# Task goal
Reply with nothing but the number of lines in the data below where the word "SHOPPING" occurs.

# Record extracts
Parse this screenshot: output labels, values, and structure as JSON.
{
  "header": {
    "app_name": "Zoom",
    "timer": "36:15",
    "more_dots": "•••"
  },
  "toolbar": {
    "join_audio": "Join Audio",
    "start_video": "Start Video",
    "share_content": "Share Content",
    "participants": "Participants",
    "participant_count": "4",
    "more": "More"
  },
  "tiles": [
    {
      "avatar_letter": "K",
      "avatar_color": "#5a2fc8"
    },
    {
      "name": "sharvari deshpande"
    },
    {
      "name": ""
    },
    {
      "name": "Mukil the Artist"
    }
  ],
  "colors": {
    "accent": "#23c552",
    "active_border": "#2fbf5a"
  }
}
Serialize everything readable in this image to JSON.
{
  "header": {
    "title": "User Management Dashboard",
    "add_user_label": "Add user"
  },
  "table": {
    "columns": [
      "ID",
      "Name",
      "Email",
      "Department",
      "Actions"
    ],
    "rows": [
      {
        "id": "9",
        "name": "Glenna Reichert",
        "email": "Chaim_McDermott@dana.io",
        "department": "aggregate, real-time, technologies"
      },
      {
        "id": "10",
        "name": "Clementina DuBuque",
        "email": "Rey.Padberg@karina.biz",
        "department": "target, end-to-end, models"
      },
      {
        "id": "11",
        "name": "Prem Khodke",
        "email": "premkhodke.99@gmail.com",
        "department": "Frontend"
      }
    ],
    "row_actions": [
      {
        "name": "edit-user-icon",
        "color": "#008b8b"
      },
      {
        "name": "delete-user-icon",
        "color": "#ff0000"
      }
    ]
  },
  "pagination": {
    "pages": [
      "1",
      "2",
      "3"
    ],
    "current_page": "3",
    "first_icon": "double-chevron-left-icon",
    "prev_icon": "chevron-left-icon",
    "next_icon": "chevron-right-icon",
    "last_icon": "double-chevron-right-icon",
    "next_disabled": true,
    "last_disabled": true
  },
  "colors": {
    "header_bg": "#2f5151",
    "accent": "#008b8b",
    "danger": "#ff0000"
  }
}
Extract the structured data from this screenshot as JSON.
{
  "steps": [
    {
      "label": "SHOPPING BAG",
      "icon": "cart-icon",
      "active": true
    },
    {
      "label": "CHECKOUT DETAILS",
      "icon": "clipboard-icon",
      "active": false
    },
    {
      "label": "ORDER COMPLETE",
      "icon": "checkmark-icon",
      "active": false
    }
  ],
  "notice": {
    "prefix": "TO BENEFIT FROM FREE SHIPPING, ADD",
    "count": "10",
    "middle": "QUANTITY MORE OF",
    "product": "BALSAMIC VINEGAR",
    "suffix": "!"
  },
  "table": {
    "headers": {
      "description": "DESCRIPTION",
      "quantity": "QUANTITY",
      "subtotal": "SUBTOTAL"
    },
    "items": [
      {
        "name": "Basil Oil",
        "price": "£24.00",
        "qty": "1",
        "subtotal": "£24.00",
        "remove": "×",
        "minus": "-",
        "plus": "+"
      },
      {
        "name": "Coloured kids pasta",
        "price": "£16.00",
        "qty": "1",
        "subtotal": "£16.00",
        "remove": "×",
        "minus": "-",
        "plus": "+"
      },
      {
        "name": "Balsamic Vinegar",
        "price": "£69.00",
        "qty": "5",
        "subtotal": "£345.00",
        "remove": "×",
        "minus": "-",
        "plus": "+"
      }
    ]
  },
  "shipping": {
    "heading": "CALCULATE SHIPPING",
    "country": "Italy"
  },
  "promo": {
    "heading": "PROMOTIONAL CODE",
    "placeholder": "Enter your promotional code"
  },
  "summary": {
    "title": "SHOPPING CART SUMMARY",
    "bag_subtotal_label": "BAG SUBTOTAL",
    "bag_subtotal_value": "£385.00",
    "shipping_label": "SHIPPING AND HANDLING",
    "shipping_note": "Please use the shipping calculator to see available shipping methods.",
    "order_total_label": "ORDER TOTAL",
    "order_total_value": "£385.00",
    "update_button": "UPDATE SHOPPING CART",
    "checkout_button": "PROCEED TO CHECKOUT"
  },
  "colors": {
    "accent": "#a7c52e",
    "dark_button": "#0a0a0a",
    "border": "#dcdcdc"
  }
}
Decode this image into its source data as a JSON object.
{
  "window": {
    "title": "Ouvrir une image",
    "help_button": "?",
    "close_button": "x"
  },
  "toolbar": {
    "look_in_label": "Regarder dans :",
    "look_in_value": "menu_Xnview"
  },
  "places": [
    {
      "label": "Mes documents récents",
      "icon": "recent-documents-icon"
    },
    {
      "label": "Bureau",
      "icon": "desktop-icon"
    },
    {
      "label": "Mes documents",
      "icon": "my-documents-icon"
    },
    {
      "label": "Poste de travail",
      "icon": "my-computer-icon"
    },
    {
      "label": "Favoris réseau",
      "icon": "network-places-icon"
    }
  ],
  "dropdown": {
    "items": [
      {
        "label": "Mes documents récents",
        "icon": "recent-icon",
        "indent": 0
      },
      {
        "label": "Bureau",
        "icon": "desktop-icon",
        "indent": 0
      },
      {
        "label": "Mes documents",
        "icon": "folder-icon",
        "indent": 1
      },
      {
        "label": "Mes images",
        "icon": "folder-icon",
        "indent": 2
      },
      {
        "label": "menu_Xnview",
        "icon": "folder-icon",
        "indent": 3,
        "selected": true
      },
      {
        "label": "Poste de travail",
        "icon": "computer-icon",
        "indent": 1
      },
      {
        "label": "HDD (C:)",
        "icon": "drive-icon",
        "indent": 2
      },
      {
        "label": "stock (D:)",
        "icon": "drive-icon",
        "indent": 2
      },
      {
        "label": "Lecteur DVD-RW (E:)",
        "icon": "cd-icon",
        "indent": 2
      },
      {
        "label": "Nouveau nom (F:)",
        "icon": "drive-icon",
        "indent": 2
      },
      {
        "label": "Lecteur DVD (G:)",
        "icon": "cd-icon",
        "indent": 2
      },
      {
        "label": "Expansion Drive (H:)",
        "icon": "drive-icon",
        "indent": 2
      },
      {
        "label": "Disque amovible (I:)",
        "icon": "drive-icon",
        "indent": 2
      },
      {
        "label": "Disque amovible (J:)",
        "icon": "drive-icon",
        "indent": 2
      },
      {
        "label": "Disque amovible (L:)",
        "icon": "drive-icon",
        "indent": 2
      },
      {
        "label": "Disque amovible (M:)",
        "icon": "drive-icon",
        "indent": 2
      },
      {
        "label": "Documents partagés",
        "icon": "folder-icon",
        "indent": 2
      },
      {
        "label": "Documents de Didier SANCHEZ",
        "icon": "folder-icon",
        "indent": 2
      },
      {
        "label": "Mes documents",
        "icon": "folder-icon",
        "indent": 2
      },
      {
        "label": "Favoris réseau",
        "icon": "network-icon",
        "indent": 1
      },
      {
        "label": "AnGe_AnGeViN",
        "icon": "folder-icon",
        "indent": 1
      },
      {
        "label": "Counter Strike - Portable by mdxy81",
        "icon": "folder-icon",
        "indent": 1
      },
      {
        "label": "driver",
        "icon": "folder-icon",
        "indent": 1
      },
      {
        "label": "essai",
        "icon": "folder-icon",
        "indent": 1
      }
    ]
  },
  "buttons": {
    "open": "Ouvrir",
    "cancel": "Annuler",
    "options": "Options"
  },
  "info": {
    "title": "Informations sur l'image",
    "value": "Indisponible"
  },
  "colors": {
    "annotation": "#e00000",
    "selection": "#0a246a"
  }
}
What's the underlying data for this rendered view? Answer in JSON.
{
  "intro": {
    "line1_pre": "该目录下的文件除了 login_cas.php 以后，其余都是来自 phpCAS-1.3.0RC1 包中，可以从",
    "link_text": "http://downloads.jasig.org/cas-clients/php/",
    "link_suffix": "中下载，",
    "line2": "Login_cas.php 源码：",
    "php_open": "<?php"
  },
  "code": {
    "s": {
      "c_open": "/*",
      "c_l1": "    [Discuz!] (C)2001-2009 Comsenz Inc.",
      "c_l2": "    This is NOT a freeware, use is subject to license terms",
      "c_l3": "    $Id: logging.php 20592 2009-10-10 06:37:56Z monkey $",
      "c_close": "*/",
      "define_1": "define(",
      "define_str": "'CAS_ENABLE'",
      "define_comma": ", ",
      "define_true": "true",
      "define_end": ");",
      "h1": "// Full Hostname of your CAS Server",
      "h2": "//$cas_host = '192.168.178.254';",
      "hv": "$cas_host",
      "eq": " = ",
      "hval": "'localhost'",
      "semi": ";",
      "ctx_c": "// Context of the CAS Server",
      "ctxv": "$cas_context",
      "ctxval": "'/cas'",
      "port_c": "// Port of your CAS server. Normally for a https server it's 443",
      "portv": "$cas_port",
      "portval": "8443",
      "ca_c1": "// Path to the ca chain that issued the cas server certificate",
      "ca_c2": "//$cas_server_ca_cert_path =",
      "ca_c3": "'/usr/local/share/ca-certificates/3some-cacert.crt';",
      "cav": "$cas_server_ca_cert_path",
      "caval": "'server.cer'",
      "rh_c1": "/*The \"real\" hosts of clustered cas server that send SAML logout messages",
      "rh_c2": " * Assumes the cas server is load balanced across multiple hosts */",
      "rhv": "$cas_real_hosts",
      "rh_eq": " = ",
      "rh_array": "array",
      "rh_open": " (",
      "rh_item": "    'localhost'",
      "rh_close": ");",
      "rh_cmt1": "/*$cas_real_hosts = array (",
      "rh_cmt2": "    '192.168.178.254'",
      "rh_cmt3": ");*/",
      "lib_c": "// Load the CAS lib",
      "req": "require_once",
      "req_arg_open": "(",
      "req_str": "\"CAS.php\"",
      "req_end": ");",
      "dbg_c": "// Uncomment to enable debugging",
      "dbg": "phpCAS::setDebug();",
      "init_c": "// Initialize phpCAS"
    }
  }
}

# Task result
3